▶ The problem
Write out the lines below once more, exactly as they appear. Do not include pictures.

▶ Records supplied

......

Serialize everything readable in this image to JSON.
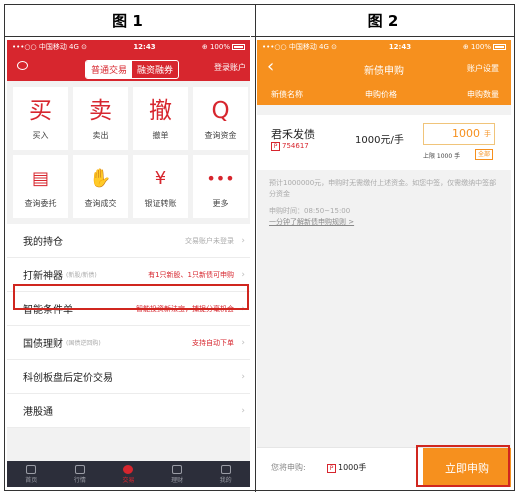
{
  "figure_titles": [
    "图 1",
    "图 2"
  ],
  "fig1": {
    "status": {
      "carrier": "•••○○ 中国移动  4G ⊙",
      "time": "12:43",
      "battery": "⊕ 100%"
    },
    "nav": {
      "tabs": [
        "普通交易",
        "融资融券"
      ],
      "login": "登录账户"
    },
    "actions": [
      {
        "glyph": "买",
        "label": "买入"
      },
      {
        "glyph": "卖",
        "label": "卖出"
      },
      {
        "glyph": "撤",
        "label": "撤单"
      },
      {
        "glyph": "Q",
        "label": "查询资金"
      },
      {
        "glyph": "▤",
        "label": "查询委托"
      },
      {
        "glyph": "✋",
        "label": "查询成交"
      },
      {
        "glyph": "¥",
        "label": "银证转账"
      },
      {
        "glyph": "•••",
        "label": "更多"
      }
    ],
    "list": [
      {
        "name": "我的持仓",
        "sub": "",
        "right": "交易账户未登录",
        "accent": false
      },
      {
        "name": "打新神器",
        "sub": "(新股/新债)",
        "right": "有1只新股、1只新债可申购",
        "accent": true
      },
      {
        "name": "智能条件单",
        "sub": "",
        "right": "智能投资新法宝，捕捉分毫机会",
        "accent": true
      },
      {
        "name": "国债理财",
        "sub": "(国债逆回购)",
        "right": "支持自动下单",
        "accent": true
      },
      {
        "name": "科创板盘后定价交易",
        "sub": "",
        "right": "",
        "accent": false
      },
      {
        "name": "港股通",
        "sub": "",
        "right": "",
        "accent": false
      }
    ],
    "tabbar": [
      "首页",
      "行情",
      "交易",
      "理财",
      "我的"
    ]
  },
  "fig2": {
    "status": {
      "carrier": "•••○○ 中国移动  4G ⊙",
      "time": "12:43",
      "battery": "⊕ 100%"
    },
    "title": "新债申购",
    "account": "账户设置",
    "columns": [
      "新债名称",
      "申购价格",
      "申购数量"
    ],
    "bond": {
      "name": "君禾发债",
      "code_prefix": "P",
      "code": "754617",
      "price": "1000元/手",
      "qty": "1000",
      "qty_unit": "手",
      "limit": "上限 1000 手",
      "all": "全部"
    },
    "note": "预计1000000元，申购时无需缴付上述资金。如您中签，仅需缴纳中签部分资金",
    "time": "申购时间：08:50~15:00",
    "link": "一分钟了解新债申购规则 >",
    "bottom": {
      "will": "您将申购:",
      "qty": "1000手",
      "button": "立即申购"
    }
  }
}
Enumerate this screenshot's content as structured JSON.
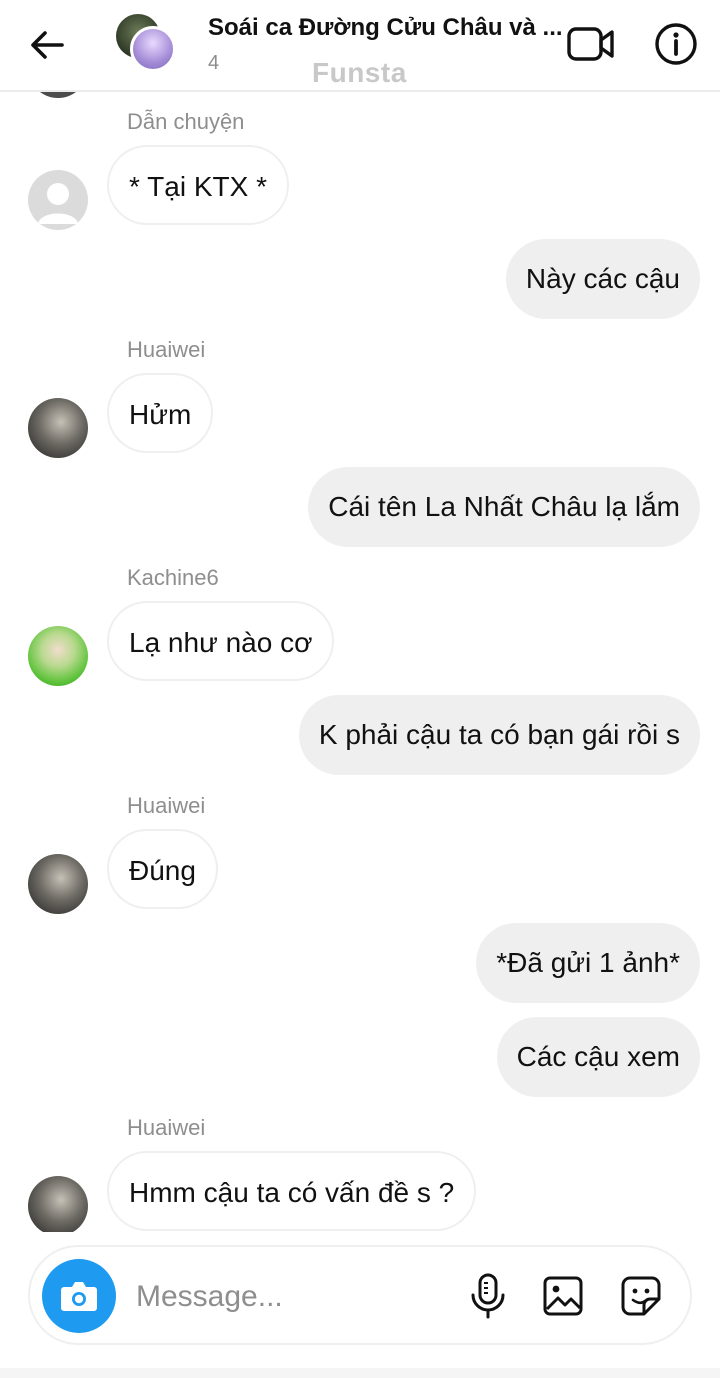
{
  "header": {
    "title": "Soái ca Đường Cửu Châu và ...",
    "member_count": "4",
    "watermark": "Funsta"
  },
  "messages": [
    {
      "direction": "in",
      "sender": "Dẫn chuyện",
      "avatar": "default-avatar",
      "text": "* Tại KTX *"
    },
    {
      "direction": "out",
      "text": "Này các cậu"
    },
    {
      "direction": "in",
      "sender": "Huaiwei",
      "avatar": "huaiwei-avatar",
      "text": "Hửm"
    },
    {
      "direction": "out",
      "text": "Cái tên La Nhất Châu lạ lắm"
    },
    {
      "direction": "in",
      "sender": "Kachine6",
      "avatar": "kachine6-avatar",
      "text": "Lạ như nào cơ"
    },
    {
      "direction": "out",
      "text": "K phải cậu ta có bạn gái rồi s"
    },
    {
      "direction": "in",
      "sender": "Huaiwei",
      "avatar": "huaiwei-avatar",
      "text": "Đúng"
    },
    {
      "direction": "out",
      "text": "*Đã gửi 1 ảnh*"
    },
    {
      "direction": "out",
      "text": "Các cậu xem"
    },
    {
      "direction": "in",
      "sender": "Huaiwei",
      "avatar": "huaiwei-avatar",
      "text": "Hmm cậu ta có vấn đề s ?"
    }
  ],
  "composer": {
    "placeholder": "Message..."
  },
  "colors": {
    "accent": "#1e9bf0",
    "outgoing_bubble": "#efefef",
    "secondary_text": "#8e8e8e"
  },
  "icons": [
    "back-arrow-icon",
    "video-call-icon",
    "info-icon",
    "camera-icon",
    "microphone-icon",
    "gallery-icon",
    "sticker-icon"
  ]
}
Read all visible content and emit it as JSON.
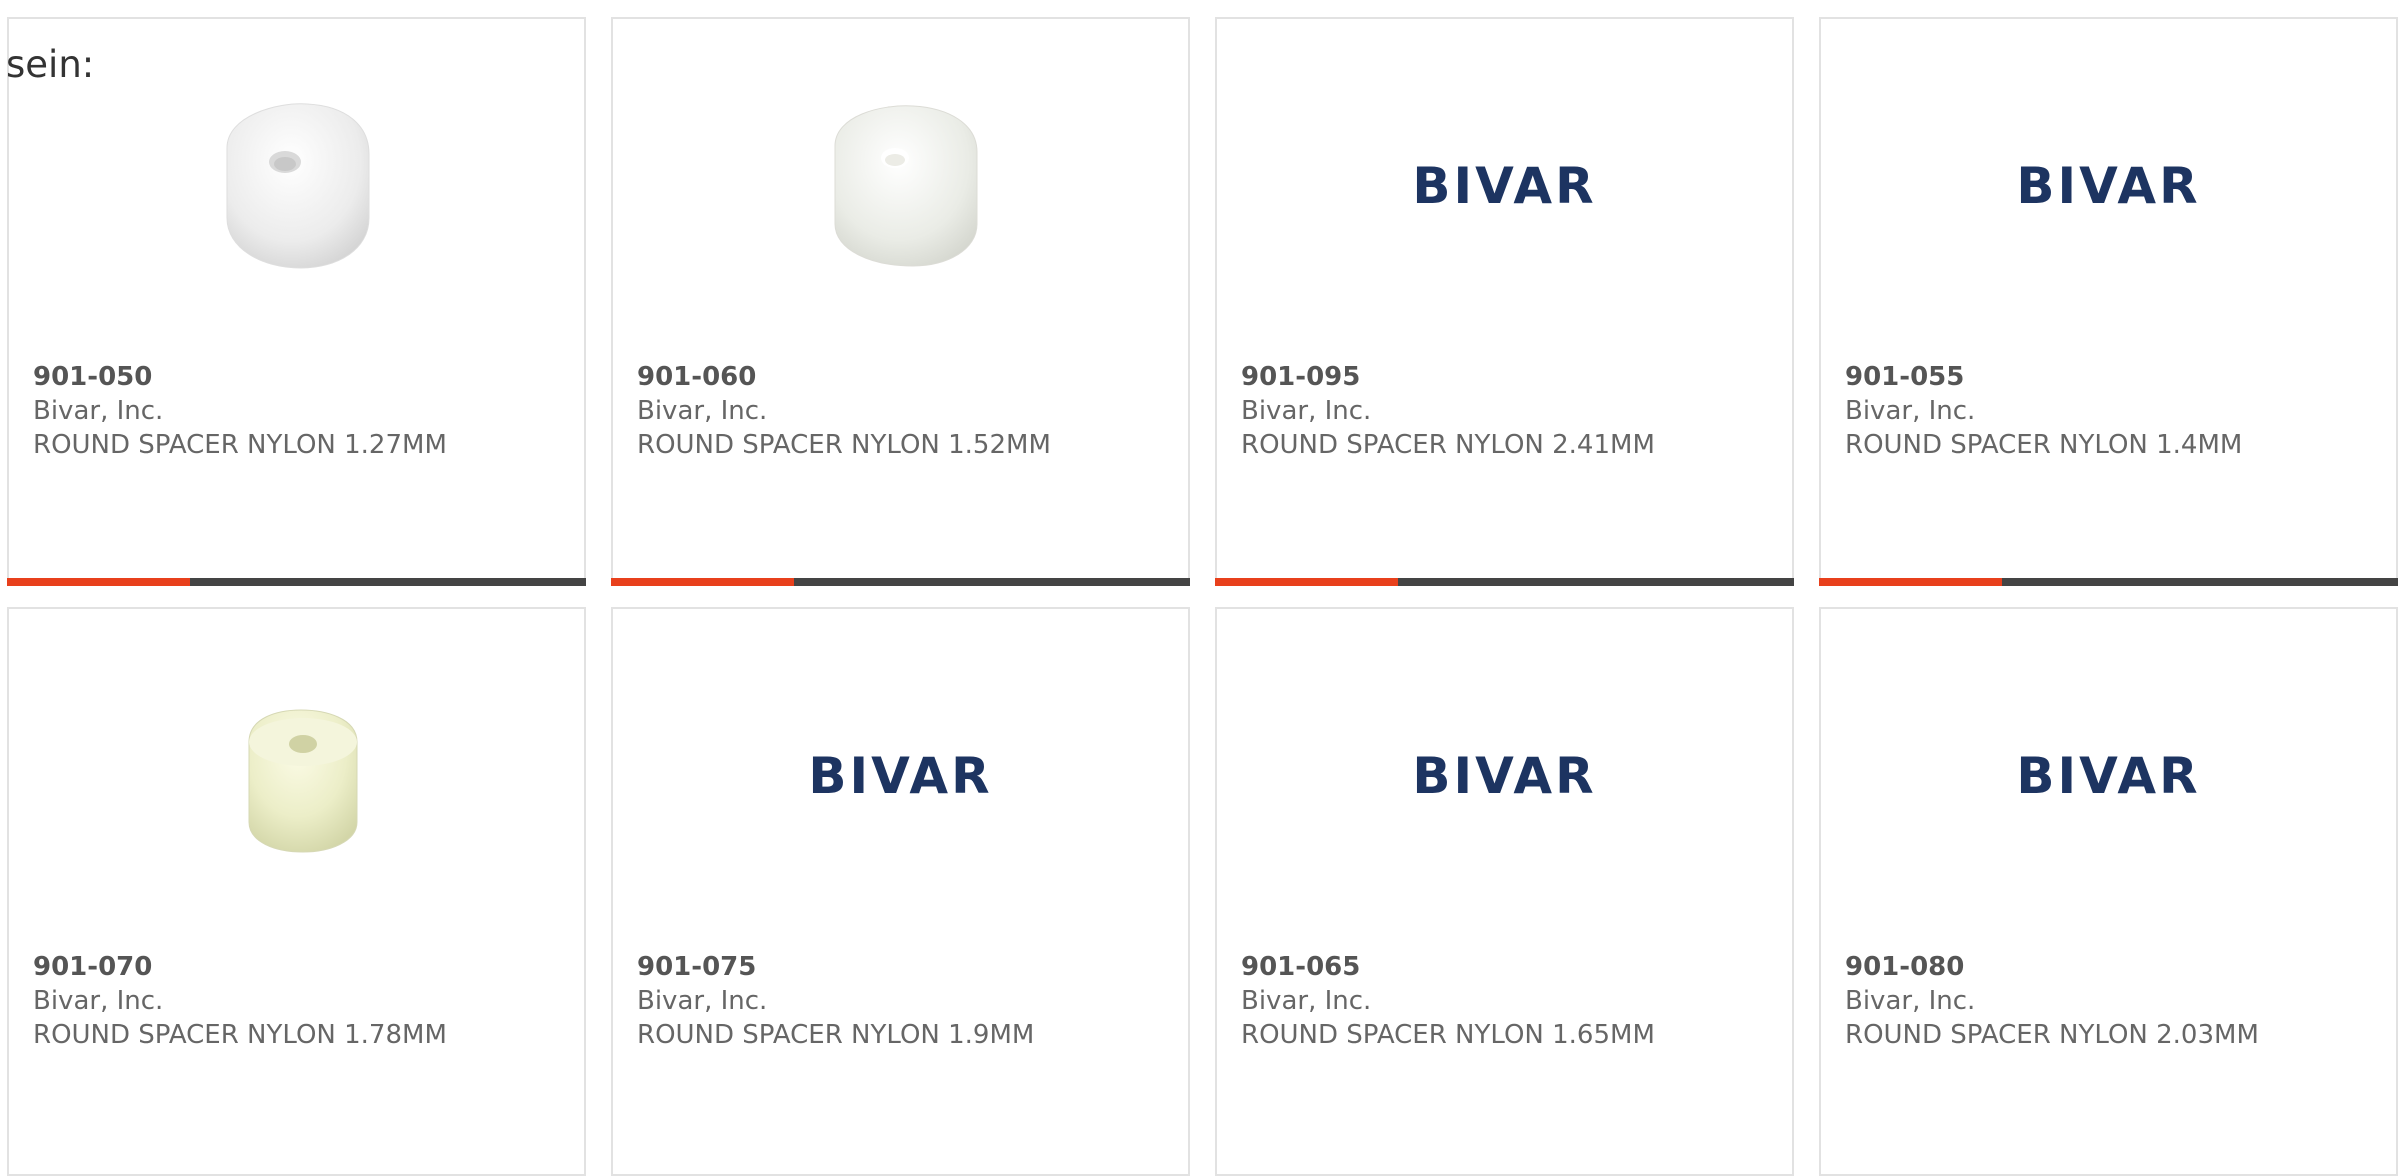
{
  "page": {
    "stray_text": "sein:"
  },
  "theme": {
    "accent_color": "#e8401c",
    "bar_color": "#444444",
    "logo_color": "#1d3461"
  },
  "products": [
    {
      "part_number": "901-050",
      "manufacturer": "Bivar, Inc.",
      "description": "ROUND SPACER NYLON 1.27MM",
      "image": "white-spacer-photo"
    },
    {
      "part_number": "901-060",
      "manufacturer": "Bivar, Inc.",
      "description": "ROUND SPACER NYLON 1.52MM",
      "image": "white-spacer-photo"
    },
    {
      "part_number": "901-095",
      "manufacturer": "Bivar, Inc.",
      "description": "ROUND SPACER NYLON 2.41MM",
      "image": "bivar-logo",
      "logo_text": "BIVAR"
    },
    {
      "part_number": "901-055",
      "manufacturer": "Bivar, Inc.",
      "description": "ROUND SPACER NYLON 1.4MM",
      "image": "bivar-logo",
      "logo_text": "BIVAR"
    },
    {
      "part_number": "901-070",
      "manufacturer": "Bivar, Inc.",
      "description": "ROUND SPACER NYLON 1.78MM",
      "image": "cream-spacer-photo"
    },
    {
      "part_number": "901-075",
      "manufacturer": "Bivar, Inc.",
      "description": "ROUND SPACER NYLON 1.9MM",
      "image": "bivar-logo",
      "logo_text": "BIVAR"
    },
    {
      "part_number": "901-065",
      "manufacturer": "Bivar, Inc.",
      "description": "ROUND SPACER NYLON 1.65MM",
      "image": "bivar-logo",
      "logo_text": "BIVAR"
    },
    {
      "part_number": "901-080",
      "manufacturer": "Bivar, Inc.",
      "description": "ROUND SPACER NYLON 2.03MM",
      "image": "bivar-logo",
      "logo_text": "BIVAR"
    }
  ]
}
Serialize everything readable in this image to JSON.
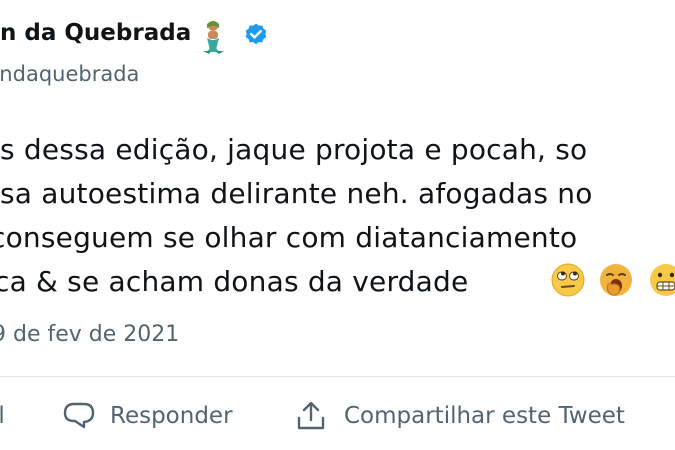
{
  "author": {
    "display_name_visible": "n da Quebrada",
    "handle_visible": "nndaquebrada",
    "emoji_icon": "mermaid-emoji-icon",
    "verified_icon": "verified-badge-icon",
    "verified_color": "#1d9bf0"
  },
  "tweet": {
    "lines": [
      "s dessa edição, jaque projota e pocah, so",
      "sa autoestima delirante neh. afogadas no",
      " conseguem se olhar com diatanciamento",
      "ca & se acham donas da verdade"
    ],
    "trailing_emojis": [
      "eye-roll-emoji-icon",
      "yawning-emoji-icon",
      "grimace-emoji-icon"
    ]
  },
  "timestamp": "9 de fev de 2021",
  "actions": {
    "like_partial_label": "il",
    "reply_label": "Responder",
    "share_label": "Compartilhar este Tweet",
    "icon_color": "#536471"
  }
}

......

▶ Finished exercise
Serialize everything readable in this image to JSON.
{
  "figure_titles": [
    "图 1",
    "图 2"
  ],
  "fig1": {
    "status": {
      "carrier": "•••○○ 中国移动  4G ⊙",
      "time": "12:43",
      "battery": "⊕ 100%"
    },
    "nav": {
      "tabs": [
        "普通交易",
        "融资融券"
      ],
      "login": "登录账户"
    },
    "actions": [
      {
        "glyph": "买",
        "label": "买入"
      },
      {
        "glyph": "卖",
        "label": "卖出"
      },
      {
        "glyph": "撤",
        "label": "撤单"
      },
      {
        "glyph": "Q",
        "label": "查询资金"
      },
      {
        "glyph": "▤",
        "label": "查询委托"
      },
      {
        "glyph": "✋",
        "label": "查询成交"
      },
      {
        "glyph": "¥",
        "label": "银证转账"
      },
      {
        "glyph": "•••",
        "label": "更多"
      }
    ],
    "list": [
      {
        "name": "我的持仓",
        "sub": "",
        "right": "交易账户未登录",
        "accent": false
      },
      {
        "name": "打新神器",
        "sub": "(新股/新债)",
        "right": "有1只新股、1只新债可申购",
        "accent": true
      },
      {
        "name": "智能条件单",
        "sub": "",
        "right": "智能投资新法宝，捕捉分毫机会",
        "accent": true
      },
      {
        "name": "国债理财",
        "sub": "(国债逆回购)",
        "right": "支持自动下单",
        "accent": true
      },
      {
        "name": "科创板盘后定价交易",
        "sub": "",
        "right": "",
        "accent": false
      },
      {
        "name": "港股通",
        "sub": "",
        "right": "",
        "accent": false
      }
    ],
    "tabbar": [
      "首页",
      "行情",
      "交易",
      "理财",
      "我的"
    ]
  },
  "fig2": {
    "status": {
      "carrier": "•••○○ 中国移动  4G ⊙",
      "time": "12:43",
      "battery": "⊕ 100%"
    },
    "title": "新债申购",
    "account": "账户设置",
    "columns": [
      "新债名称",
      "申购价格",
      "申购数量"
    ],
    "bond": {
      "name": "君禾发债",
      "code_prefix": "P",
      "code": "754617",
      "price": "1000元/手",
      "qty": "1000",
      "qty_unit": "手",
      "limit": "上限 1000 手",
      "all": "全部"
    },
    "note": "预计1000000元，申购时无需缴付上述资金。如您中签，仅需缴纳中签部分资金",
    "time": "申购时间：08:50~15:00",
    "link": "一分钟了解新债申购规则 >",
    "bottom": {
      "will": "您将申购:",
      "qty": "1000手",
      "button": "立即申购"
    }
  }
}
Enumerate this screenshot's content as structured JSON.
{
  "header": {
    "title": "Soái ca Đường Cửu Châu và ...",
    "member_count": "4",
    "watermark": "Funsta"
  },
  "messages": [
    {
      "direction": "in",
      "sender": "Dẫn chuyện",
      "avatar": "default-avatar",
      "text": "* Tại KTX *"
    },
    {
      "direction": "out",
      "text": "Này các cậu"
    },
    {
      "direction": "in",
      "sender": "Huaiwei",
      "avatar": "huaiwei-avatar",
      "text": "Hửm"
    },
    {
      "direction": "out",
      "text": "Cái tên La Nhất Châu lạ lắm"
    },
    {
      "direction": "in",
      "sender": "Kachine6",
      "avatar": "kachine6-avatar",
      "text": "Lạ như nào cơ"
    },
    {
      "direction": "out",
      "text": "K phải cậu ta có bạn gái rồi s"
    },
    {
      "direction": "in",
      "sender": "Huaiwei",
      "avatar": "huaiwei-avatar",
      "text": "Đúng"
    },
    {
      "direction": "out",
      "text": "*Đã gửi 1 ảnh*"
    },
    {
      "direction": "out",
      "text": "Các cậu xem"
    },
    {
      "direction": "in",
      "sender": "Huaiwei",
      "avatar": "huaiwei-avatar",
      "text": "Hmm cậu ta có vấn đề s ?"
    }
  ],
  "composer": {
    "placeholder": "Message..."
  },
  "colors": {
    "accent": "#1e9bf0",
    "outgoing_bubble": "#efefef",
    "secondary_text": "#8e8e8e"
  },
  "icons": [
    "back-arrow-icon",
    "video-call-icon",
    "info-icon",
    "camera-icon",
    "microphone-icon",
    "gallery-icon",
    "sticker-icon"
  ]
}
Read all visible content and emit it as JSON.
{
  "page": {
    "stray_text": "sein:"
  },
  "theme": {
    "accent_color": "#e8401c",
    "bar_color": "#444444",
    "logo_color": "#1d3461"
  },
  "products": [
    {
      "part_number": "901-050",
      "manufacturer": "Bivar, Inc.",
      "description": "ROUND SPACER NYLON 1.27MM",
      "image": "white-spacer-photo"
    },
    {
      "part_number": "901-060",
      "manufacturer": "Bivar, Inc.",
      "description": "ROUND SPACER NYLON 1.52MM",
      "image": "white-spacer-photo"
    },
    {
      "part_number": "901-095",
      "manufacturer": "Bivar, Inc.",
      "description": "ROUND SPACER NYLON 2.41MM",
      "image": "bivar-logo",
      "logo_text": "BIVAR"
    },
    {
      "part_number": "901-055",
      "manufacturer": "Bivar, Inc.",
      "description": "ROUND SPACER NYLON 1.4MM",
      "image": "bivar-logo",
      "logo_text": "BIVAR"
    },
    {
      "part_number": "901-070",
      "manufacturer": "Bivar, Inc.",
      "description": "ROUND SPACER NYLON 1.78MM",
      "image": "cream-spacer-photo"
    },
    {
      "part_number": "901-075",
      "manufacturer": "Bivar, Inc.",
      "description": "ROUND SPACER NYLON 1.9MM",
      "image": "bivar-logo",
      "logo_text": "BIVAR"
    },
    {
      "part_number": "901-065",
      "manufacturer": "Bivar, Inc.",
      "description": "ROUND SPACER NYLON 1.65MM",
      "image": "bivar-logo",
      "logo_text": "BIVAR"
    },
    {
      "part_number": "901-080",
      "manufacturer": "Bivar, Inc.",
      "description": "ROUND SPACER NYLON 2.03MM",
      "image": "bivar-logo",
      "logo_text": "BIVAR"
    }
  ]
}
Serialize everything readable in this image to JSON.
{
  "author": {
    "display_name_visible": "n da Quebrada",
    "handle_visible": "nndaquebrada",
    "emoji_icon": "mermaid-emoji-icon",
    "verified_icon": "verified-badge-icon",
    "verified_color": "#1d9bf0"
  },
  "tweet": {
    "lines": [
      "s dessa edição, jaque projota e pocah, so",
      "sa autoestima delirante neh. afogadas no",
      " conseguem se olhar com diatanciamento",
      "ca & se acham donas da verdade"
    ],
    "trailing_emojis": [
      "eye-roll-emoji-icon",
      "yawning-emoji-icon",
      "grimace-emoji-icon"
    ]
  },
  "timestamp": "9 de fev de 2021",
  "actions": {
    "like_partial_label": "il",
    "reply_label": "Responder",
    "share_label": "Compartilhar este Tweet",
    "icon_color": "#536471"
  }
}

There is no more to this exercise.